• **YOUR OBJECTIVE**
Your answer must be an exact copy of the records below, with every picture left out.

• **EXCERPTED DATA**
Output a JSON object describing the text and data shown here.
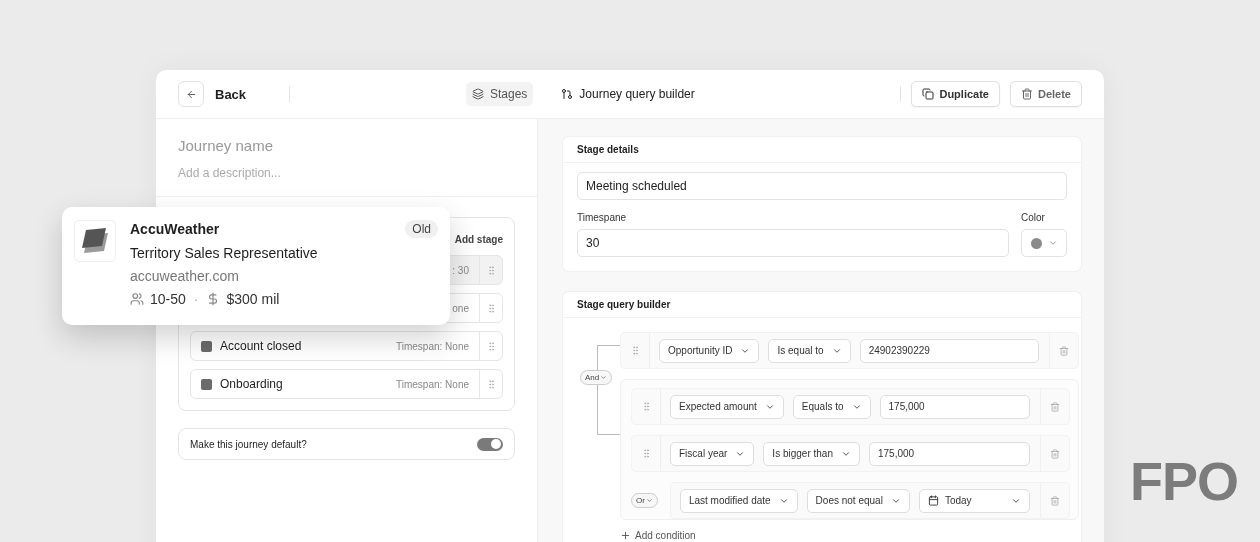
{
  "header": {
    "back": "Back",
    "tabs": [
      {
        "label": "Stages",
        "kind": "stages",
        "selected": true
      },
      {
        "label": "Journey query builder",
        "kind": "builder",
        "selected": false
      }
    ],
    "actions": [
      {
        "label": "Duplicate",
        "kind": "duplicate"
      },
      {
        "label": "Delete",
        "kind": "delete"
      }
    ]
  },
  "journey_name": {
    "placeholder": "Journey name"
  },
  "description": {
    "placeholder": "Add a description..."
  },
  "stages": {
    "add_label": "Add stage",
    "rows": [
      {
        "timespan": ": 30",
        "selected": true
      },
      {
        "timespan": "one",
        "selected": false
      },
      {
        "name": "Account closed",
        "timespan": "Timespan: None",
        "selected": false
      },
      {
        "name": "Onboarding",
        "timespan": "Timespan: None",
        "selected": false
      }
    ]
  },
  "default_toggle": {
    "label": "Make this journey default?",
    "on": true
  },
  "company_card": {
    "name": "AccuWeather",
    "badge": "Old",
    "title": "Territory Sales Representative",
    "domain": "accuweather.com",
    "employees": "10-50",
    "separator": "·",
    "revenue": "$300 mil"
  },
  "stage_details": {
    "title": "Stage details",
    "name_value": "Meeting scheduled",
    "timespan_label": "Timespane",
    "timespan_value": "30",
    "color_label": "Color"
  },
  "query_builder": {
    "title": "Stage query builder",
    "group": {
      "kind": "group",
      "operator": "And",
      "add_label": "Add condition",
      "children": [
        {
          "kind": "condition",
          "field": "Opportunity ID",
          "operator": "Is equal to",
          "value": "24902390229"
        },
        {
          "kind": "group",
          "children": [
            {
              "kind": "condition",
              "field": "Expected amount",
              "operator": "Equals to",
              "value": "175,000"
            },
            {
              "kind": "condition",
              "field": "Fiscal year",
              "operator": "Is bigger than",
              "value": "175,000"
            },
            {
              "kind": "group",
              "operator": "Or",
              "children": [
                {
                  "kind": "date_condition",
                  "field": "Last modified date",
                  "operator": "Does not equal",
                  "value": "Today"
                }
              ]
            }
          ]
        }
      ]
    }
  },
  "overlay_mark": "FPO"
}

• **WRITTEN SOLUTION**
Output a JSON object describing the text and data shown here.
{
  "header": {
    "back": "Back",
    "tabs": [
      {
        "label": "Stages",
        "kind": "stages",
        "selected": true
      },
      {
        "label": "Journey query builder",
        "kind": "builder",
        "selected": false
      }
    ],
    "actions": [
      {
        "label": "Duplicate",
        "kind": "duplicate"
      },
      {
        "label": "Delete",
        "kind": "delete"
      }
    ]
  },
  "journey_name": {
    "placeholder": "Journey name"
  },
  "description": {
    "placeholder": "Add a description..."
  },
  "stages": {
    "add_label": "Add stage",
    "rows": [
      {
        "timespan": ": 30",
        "selected": true
      },
      {
        "timespan": "one",
        "selected": false
      },
      {
        "name": "Account closed",
        "timespan": "Timespan: None",
        "selected": false
      },
      {
        "name": "Onboarding",
        "timespan": "Timespan: None",
        "selected": false
      }
    ]
  },
  "default_toggle": {
    "label": "Make this journey default?",
    "on": true
  },
  "company_card": {
    "name": "AccuWeather",
    "badge": "Old",
    "title": "Territory Sales Representative",
    "domain": "accuweather.com",
    "employees": "10-50",
    "separator": "·",
    "revenue": "$300 mil"
  },
  "stage_details": {
    "title": "Stage details",
    "name_value": "Meeting scheduled",
    "timespan_label": "Timespane",
    "timespan_value": "30",
    "color_label": "Color"
  },
  "query_builder": {
    "title": "Stage query builder",
    "group": {
      "kind": "group",
      "operator": "And",
      "add_label": "Add condition",
      "children": [
        {
          "kind": "condition",
          "field": "Opportunity ID",
          "operator": "Is equal to",
          "value": "24902390229"
        },
        {
          "kind": "group",
          "children": [
            {
              "kind": "condition",
              "field": "Expected amount",
              "operator": "Equals to",
              "value": "175,000"
            },
            {
              "kind": "condition",
              "field": "Fiscal year",
              "operator": "Is bigger than",
              "value": "175,000"
            },
            {
              "kind": "group",
              "operator": "Or",
              "children": [
                {
                  "kind": "date_condition",
                  "field": "Last modified date",
                  "operator": "Does not equal",
                  "value": "Today"
                }
              ]
            }
          ]
        }
      ]
    }
  },
  "overlay_mark": "FPO"
}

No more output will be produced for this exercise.